World leaders are gathering in Argentina for their annual G20 summit amid new tension with Russia over Ukraine and a US trade row with China.
US President Donald Trump has cancelled a meeting with his Russian counterpart, Vladimir Putin, in protest at Russia’s seizure of Ukrainian naval boats.
Hopes of progress over tariffs in Mr Trump’s expected talks with Chinese leader Xi Jinping have been dampened.
The trade war between the two economic giants may possibly even escalate.
The summit is also a diplomatic test for Saudi Crown Prince Mohammed bin Salman amid continuing questions about the Saudi state’s possible involvement in the murder last month of journalist Jamal Khashoggi in Turkey.
Meanwhile, a massive security operation is under way for the summit in the Argentine capital, Buenos Aires, where a bank holiday has been declared for Friday and the city’s main business district has been shut down.
Russia captured three Ukrainian naval vessels and 24 personnel in the Black Sea this week after accusing them of trespassing.
Mr Trump said he would not meet the Russian leader “based on the fact that the ships and sailors have not been returned.”
The decision also follows the US president’s former lawyer Michael Cohen pleading guilty to lying to Congress about a Trump property deal in Russia during the 2016 election.
Mr Putin’s spokesman, Dmitry Peskov, responded: “If this is so, the president will have a couple of extra hours in the programme for useful meetings on the sidelines of the summit.”
German Chancellor Angela Merkel blamed the crisis “entirely” on Russia and said she would raise the issue with Mr Putin.
Mrs Merkel’s own arrival at the summit has been delayed by a technical fault in her plane.
President Trump said recently that current tariff levels on $200bn (£157bn) of Chinese imports would rise as planned.
He also threatened tariffs on $267bn of other Chinese exports to the US.
Speaking to reporters at the White House, he said that while China was interested in striking a deal, “I don’t know if I want to do it” and “I like the deal we have now.”
The US has hit a total of $250bn of Chinese goods with tariffs since July, and China has retaliated by imposing duties on $110bn of US products.

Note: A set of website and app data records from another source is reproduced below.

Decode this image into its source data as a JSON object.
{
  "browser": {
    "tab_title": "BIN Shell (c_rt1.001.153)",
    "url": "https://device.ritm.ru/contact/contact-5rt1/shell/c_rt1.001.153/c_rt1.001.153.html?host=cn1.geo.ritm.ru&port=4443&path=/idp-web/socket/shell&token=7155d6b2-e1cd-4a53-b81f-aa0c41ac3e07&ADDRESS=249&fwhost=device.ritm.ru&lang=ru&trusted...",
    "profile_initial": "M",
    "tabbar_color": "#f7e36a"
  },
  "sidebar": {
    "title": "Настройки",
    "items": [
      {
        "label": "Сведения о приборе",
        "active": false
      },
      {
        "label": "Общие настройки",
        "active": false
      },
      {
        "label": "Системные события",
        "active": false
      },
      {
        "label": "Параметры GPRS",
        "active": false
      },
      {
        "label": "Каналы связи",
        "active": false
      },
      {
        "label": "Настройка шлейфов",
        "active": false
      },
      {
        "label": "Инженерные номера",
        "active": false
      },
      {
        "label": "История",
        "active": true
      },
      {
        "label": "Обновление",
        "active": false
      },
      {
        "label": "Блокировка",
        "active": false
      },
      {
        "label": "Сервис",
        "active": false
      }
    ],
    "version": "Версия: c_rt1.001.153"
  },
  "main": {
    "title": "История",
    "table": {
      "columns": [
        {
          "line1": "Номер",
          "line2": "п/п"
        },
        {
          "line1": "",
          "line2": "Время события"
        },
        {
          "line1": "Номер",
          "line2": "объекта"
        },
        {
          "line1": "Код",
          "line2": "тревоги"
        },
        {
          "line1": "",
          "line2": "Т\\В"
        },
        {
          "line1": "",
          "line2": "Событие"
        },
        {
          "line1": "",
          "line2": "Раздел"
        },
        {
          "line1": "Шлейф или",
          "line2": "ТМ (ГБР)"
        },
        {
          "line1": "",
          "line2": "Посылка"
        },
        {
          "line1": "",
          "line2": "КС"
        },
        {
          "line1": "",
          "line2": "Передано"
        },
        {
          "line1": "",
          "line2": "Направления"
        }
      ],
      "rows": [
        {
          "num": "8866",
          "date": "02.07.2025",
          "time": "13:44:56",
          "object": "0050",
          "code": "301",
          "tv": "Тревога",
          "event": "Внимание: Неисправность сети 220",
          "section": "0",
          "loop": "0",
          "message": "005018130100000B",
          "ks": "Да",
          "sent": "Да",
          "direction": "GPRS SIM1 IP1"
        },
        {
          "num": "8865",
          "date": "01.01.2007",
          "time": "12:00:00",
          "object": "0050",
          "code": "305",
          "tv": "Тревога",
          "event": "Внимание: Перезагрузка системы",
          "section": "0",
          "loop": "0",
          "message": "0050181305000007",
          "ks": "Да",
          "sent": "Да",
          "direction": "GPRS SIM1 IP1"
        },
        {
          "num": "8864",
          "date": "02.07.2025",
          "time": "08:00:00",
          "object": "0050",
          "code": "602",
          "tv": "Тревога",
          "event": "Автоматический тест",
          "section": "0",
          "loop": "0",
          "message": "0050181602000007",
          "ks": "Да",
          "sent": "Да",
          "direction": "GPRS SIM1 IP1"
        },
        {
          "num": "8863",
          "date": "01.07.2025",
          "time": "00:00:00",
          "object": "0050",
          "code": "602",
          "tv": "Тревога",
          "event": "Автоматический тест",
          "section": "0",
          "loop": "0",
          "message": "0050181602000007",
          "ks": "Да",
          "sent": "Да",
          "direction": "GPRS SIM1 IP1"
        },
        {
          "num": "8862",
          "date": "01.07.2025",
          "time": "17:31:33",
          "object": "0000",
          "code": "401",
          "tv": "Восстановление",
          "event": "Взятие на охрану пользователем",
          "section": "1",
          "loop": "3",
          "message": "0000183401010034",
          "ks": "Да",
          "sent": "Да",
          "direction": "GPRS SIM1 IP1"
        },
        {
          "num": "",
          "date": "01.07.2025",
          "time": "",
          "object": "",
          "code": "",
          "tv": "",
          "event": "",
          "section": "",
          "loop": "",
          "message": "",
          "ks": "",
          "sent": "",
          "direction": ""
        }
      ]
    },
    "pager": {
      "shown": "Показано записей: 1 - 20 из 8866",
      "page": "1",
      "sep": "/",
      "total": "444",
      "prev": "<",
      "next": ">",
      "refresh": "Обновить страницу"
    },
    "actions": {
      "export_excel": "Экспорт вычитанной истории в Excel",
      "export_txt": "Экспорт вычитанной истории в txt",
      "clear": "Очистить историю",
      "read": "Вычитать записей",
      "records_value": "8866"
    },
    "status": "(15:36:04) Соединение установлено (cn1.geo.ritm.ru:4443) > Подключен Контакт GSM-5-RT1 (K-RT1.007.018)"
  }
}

“I think the most likely scenario is that [Chinese President] Xi Jinping doesn’t offer big enough concessions to Trump, and so nothing much comes of the G20 meeting,” said Julian Evans-Pritchard from Capital Economics.
International indignation over Khashoggi’s murder, which was carried out inside Saudi Arabia’s consulate in Istanbul on 2 October, continued on Thursday as Canada slapped sanctions on 17 Saudi nationals allegedly linked to his murder.
British Prime Minister Theresa May has said she will meet the crown prince and deliver a “very clear” message.
“In relation to Mr Khashoggi, we want to see a full and transparent investigation of what happened and those responsible being held to account,” she said.
The Group of 20 brings together leaders of 19 of the world’s most industrialised nations plus the EU.
Argentina, Australia, Brazil, Canada, China, France, Germany, India, Indonesia, Italy, Japan, Mexico, Russia, Saudi Arabia, South Africa, South Korea, Turkey, the UK and the US are all represented.
The focus of the two-day summit opening on Friday is “fair and sustainable development,” according to the event’s website.
Last year’s summit, in the German city of Hamburg, was marred by violent protests.